- Your posts are at the mercy of the social media platforms. When Instagram changed its algorithm and started displaying posts differently -- there's been a lot of upset. Because unless your followers have a habit of interacting with your posts, they'd probably never see your posts on their feed.
- You can't brand everything on your social media profiles. Because there's limited space, not everything is open to customization. Which means that you won't be able to express yourself fully in certain parts -- like the 'Bio' or 'Description'!
So the disadvantages of microblogging are the advantages of blogging. On your blog, there's only you. Your posts are displayed however you want them to be. And you can brand your blog like it's your HQ.
But despite that, I still recommend microblogging! Because it takes time to feel comfortable in expressing yourself, your microblog is the perfect space to practice in. And once you want to enjoy what blogging can offer, you can set up a blog. No worries.
("But when I decide to have a blog, what do I do with the content on my microblog?")
All your microblog posts will be useful again when your blog is set up. You can COMPILE your microblog posts into one big blog post, or EXPAND a microblog post into a regular blog post. (I have a tutorial on how to convert your Instagram posts into blog posts!)
11. "How do I find the time to microblog?"
Because each microblog post isn't too long, you can try to squeeze in some writing time in these situations:
- While waiting for your food in restaurants.
- While waiting for your train.
- In the train -- if you have both hands free.

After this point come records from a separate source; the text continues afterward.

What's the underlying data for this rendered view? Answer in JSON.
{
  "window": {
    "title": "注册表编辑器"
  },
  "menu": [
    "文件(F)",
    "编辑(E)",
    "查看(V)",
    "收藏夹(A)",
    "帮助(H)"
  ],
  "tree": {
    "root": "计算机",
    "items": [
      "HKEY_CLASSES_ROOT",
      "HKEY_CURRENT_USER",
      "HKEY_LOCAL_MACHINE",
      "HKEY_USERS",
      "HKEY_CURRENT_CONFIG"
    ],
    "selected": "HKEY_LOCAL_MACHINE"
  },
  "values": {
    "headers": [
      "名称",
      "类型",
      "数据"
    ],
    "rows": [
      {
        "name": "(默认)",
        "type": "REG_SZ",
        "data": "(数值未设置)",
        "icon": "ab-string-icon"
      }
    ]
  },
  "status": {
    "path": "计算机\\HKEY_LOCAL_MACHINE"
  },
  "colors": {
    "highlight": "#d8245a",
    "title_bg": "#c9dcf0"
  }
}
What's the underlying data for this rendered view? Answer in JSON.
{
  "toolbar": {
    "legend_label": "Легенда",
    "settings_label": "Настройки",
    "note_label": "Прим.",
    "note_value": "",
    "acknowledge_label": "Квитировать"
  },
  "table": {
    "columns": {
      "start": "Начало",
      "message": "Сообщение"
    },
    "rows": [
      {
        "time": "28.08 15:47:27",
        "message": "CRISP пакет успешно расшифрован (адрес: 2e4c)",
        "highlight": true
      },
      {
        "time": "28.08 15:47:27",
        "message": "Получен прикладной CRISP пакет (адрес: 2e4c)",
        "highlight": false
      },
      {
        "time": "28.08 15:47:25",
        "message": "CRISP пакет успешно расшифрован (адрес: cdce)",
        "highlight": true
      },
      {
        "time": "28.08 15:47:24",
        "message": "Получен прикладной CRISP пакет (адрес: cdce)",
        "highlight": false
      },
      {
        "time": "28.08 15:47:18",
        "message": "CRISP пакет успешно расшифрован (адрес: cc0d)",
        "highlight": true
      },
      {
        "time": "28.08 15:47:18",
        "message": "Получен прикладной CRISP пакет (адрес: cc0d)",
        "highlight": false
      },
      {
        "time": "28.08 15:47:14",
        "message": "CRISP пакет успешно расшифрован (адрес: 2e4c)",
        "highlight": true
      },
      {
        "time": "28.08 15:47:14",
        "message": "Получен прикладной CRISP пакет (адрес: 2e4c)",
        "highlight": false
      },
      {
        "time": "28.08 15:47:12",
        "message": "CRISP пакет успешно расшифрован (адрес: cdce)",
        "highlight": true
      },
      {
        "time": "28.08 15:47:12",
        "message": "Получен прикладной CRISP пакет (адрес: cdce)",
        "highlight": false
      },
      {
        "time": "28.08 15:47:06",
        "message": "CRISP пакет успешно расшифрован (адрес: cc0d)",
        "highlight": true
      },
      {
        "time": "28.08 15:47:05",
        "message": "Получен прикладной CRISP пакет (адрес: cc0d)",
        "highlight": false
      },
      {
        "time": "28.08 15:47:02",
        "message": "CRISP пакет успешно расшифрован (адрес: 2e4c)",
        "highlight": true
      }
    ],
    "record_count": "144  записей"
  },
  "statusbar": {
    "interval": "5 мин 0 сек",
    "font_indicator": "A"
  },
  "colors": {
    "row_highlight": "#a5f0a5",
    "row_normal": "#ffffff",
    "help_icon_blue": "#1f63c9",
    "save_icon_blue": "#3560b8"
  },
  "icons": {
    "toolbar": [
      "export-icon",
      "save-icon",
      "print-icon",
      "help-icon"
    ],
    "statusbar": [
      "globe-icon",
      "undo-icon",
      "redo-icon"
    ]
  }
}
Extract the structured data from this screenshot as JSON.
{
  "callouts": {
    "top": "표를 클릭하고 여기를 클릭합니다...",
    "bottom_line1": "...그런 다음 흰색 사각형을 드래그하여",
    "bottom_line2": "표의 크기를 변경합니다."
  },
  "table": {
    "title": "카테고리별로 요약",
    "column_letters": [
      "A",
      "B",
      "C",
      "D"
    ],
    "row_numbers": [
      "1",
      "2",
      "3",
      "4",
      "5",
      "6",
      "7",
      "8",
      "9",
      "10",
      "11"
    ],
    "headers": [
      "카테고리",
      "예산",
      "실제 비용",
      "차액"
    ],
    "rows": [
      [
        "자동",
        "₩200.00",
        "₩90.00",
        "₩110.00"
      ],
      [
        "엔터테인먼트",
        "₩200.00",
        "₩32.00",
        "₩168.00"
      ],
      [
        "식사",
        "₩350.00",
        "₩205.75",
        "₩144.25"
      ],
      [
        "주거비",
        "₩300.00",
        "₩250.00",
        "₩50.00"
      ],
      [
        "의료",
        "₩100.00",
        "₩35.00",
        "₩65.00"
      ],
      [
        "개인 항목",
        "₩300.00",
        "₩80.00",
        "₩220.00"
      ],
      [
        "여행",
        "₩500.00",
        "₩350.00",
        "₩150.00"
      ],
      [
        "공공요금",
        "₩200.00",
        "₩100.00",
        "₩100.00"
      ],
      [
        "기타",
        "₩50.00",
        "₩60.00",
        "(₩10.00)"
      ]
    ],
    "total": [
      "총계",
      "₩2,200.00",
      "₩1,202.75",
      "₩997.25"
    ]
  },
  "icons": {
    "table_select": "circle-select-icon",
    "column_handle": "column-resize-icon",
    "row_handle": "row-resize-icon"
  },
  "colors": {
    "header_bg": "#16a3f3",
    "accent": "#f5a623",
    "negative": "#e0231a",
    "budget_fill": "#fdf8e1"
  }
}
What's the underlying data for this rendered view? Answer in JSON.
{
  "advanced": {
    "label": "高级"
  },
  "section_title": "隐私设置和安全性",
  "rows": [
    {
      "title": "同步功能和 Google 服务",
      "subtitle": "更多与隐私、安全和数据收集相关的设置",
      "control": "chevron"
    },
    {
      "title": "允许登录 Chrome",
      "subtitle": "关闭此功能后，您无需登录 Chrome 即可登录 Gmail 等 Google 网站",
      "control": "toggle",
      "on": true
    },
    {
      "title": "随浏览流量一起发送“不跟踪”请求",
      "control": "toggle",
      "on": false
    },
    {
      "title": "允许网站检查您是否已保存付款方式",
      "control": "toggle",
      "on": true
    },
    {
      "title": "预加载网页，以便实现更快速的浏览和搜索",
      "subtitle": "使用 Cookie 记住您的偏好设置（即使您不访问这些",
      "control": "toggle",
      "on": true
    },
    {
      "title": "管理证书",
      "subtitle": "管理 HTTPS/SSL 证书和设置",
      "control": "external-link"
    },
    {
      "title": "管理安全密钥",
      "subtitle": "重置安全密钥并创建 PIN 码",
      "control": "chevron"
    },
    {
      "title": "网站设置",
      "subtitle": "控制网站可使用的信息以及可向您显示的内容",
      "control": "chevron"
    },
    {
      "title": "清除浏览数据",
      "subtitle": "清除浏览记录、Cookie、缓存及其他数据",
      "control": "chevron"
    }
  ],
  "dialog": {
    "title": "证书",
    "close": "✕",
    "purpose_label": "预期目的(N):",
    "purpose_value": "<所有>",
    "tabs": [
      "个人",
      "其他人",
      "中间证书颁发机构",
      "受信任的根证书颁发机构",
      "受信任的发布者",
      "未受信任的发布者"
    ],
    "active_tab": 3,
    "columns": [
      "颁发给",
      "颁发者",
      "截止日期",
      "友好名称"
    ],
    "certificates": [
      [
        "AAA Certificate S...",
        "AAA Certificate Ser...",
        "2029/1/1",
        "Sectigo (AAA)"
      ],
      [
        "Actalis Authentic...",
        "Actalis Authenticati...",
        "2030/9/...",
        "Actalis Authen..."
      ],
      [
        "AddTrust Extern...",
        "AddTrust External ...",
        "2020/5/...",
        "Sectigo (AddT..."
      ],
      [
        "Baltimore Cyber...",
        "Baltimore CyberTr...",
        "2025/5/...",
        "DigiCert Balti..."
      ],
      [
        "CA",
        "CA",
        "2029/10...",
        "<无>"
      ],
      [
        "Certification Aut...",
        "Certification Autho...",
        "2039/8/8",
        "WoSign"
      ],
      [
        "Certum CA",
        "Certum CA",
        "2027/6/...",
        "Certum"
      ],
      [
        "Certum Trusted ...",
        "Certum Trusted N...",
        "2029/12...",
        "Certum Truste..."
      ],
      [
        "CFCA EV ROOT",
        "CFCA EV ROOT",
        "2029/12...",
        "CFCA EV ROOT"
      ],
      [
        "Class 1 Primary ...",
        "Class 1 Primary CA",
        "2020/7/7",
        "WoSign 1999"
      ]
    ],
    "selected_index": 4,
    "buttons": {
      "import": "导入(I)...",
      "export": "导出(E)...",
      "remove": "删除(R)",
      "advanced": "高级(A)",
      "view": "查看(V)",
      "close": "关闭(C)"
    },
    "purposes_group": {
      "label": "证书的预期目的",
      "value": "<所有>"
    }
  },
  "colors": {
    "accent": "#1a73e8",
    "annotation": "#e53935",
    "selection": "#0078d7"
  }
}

- While you're stuck in a traffic jam and the cars aren't moving at all. (Safety first!)
- Right before bed.
At most, you need 5 minutes for each post! Keep the content short and sweet so that you can post more regularly.
What also helps is if you could plan what you want to write AND make your graphics in advance. For example, if you're planning to post on M-W-F, you could make graphics for all 3 posts the previous Sunday. This way, you can just grab the photo, type the caption and post!
Phew! I've covered the most regular questions I've received about microblogging, but if you have other questions, let me know! I honestly feel that microblogging is something that anyone can do if they want to build a reputation, brand or business. It's more low-effort compared full-sized blogging, especially if you're just starting to get comfortable with sharing. Keep it casual, short and fun and you'll be a natural before you know it!
BTW, are you considering microblogging over full-sized blogging? Why?